SET is a string object that can have zero or more values, each of which must be
chosen from a list of permitted values specified when the table is created.
column values that consist of multiple set members are specified with members separated by commas ("
,"). A consequence of this
SET member values should not themselves contain commas.
For example, a column specified as
SET('one', 'two') NOT NULL can have any of these
column can have a maximum of 64 distinct members. A table can have no more than 255 unique element list
definitions among its
columns considered as a group. For more information on this limit, see Section
D.10.5, "Limits Imposed by
.frm File Structure".
Duplicate values in the definition cause a warning, or an error if strict SQL mode is enabled.
Trailing spaces are automatically deleted from
SET member values in the table
definition when a table is created.
When retrieved, values stored in a
SET column are displayed using the lettercase
that was used in the column definition. Note that
SET columns can be assigned a
character set and collation. For binary or case-sensitive collations, lettercase is taken into account when
assigning values to the column.
SET values numerically, with the low-order bit of the stored value
corresponding to the first set member. If you retrieve a
SET value in a numeric
context, the value retrieved has bits set corresponding to the set members that make up the column value. For
example, you can retrieve numeric values from a
SET column like this:
If a number is stored into a
SET column, the bits that are set in the binary
representation of the number determine the set members in the column value. For a column specified as
SET('a','b','c','d'), the members have the following decimal and binary values.
||Decimal Value||Binary Value|
If you assign a value of
9 to this column, that is
1001 in binary, so the first and fourth
'd' are selected and the resulting
For a value containing more than one
SET element, it does not matter what order the
elements are listed in when you insert the value. It also does not matter how many times a given element is
listed in the value. When the value is retrieved later, each element in the value appears once, with elements
listed according to the order in which they were specified at table creation time. For example, suppose that a

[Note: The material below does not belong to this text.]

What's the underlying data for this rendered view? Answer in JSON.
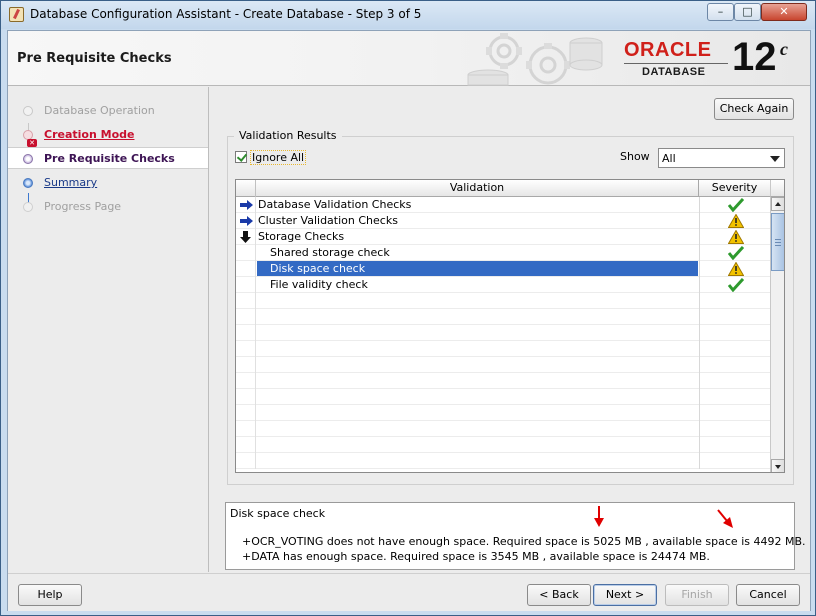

column is specified as
CREATE TABLE myset (col SET('a', 'b', 'c', 'd'));
If you insert the values
INSERT INTO myset (col) VALUES-> ('a,d'), ('d,a'), ('a,d,a'), ('a,d,d'), ('d,a,d');Query OK, 5 rows affected (0.01 sec)Records: 5 Duplicates: 0 Warnings: 0

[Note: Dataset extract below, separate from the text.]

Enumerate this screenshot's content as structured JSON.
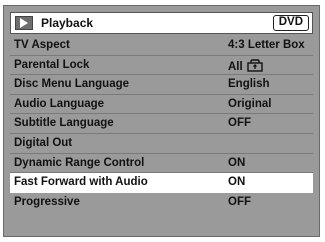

Then all these values appear as
'a,d' when retrieved:
SELECT col FROM myset;+------+| col |+------+| a,d || a,d || a,d || a,d || a,d |+------+5 rows in set (0.04 sec)
If you set a
SET column to an unsupported value, the value is ignored and a warning
INSERT INTO myset (col) VALUES ('a,d,d,s');Query OK, 1 row affected, 1 warning (0.03 sec)mysql>
SHOW WARNINGS;+---------+------+------------------------------------------+| Level | Code | Message |+---------+------+------------------------------------------+| Warning | 1265 | Data truncated for column 'col' at row 1 |+---------+------+------------------------------------------+1 row in set (0.04 sec)mysql>
SELECT col FROM myset;+------+| col |+------+| a,d || a,d || a,d || a,d || a,d || a,d |+------+6 rows in set (0.01 sec)
If strict SQL mode is enabled, attempts to insert invalid
SET values result in an
SET values are sorted numerically.
NULL values sort
SELECT * FROMmysql>
SELECT * FROM
The first statement finds rows where
set_col contains the
value set member. The second is similar, but not the same: It finds
anywhere, even as a substring of another set member.
The following statements also are permitted:
SELECT * FROMmysql>
SELECT * FROM
The first of these statements looks for values containing the first set member. The second looks for an exact
match. Be careful with comparisons of the second type. Comparing set values to
returns different results than comparing values to
should specify the values in the same order they are listed in the column definition.
To determine all possible values for a
SET column, use
COLUMNS FROM and parse the
definition in the
Type column of the output.
In the C API,
SET values are returned as strings. For information about using
result set metadata to distinguish them from other strings, see Section
21.8.5, "C API Data Structures".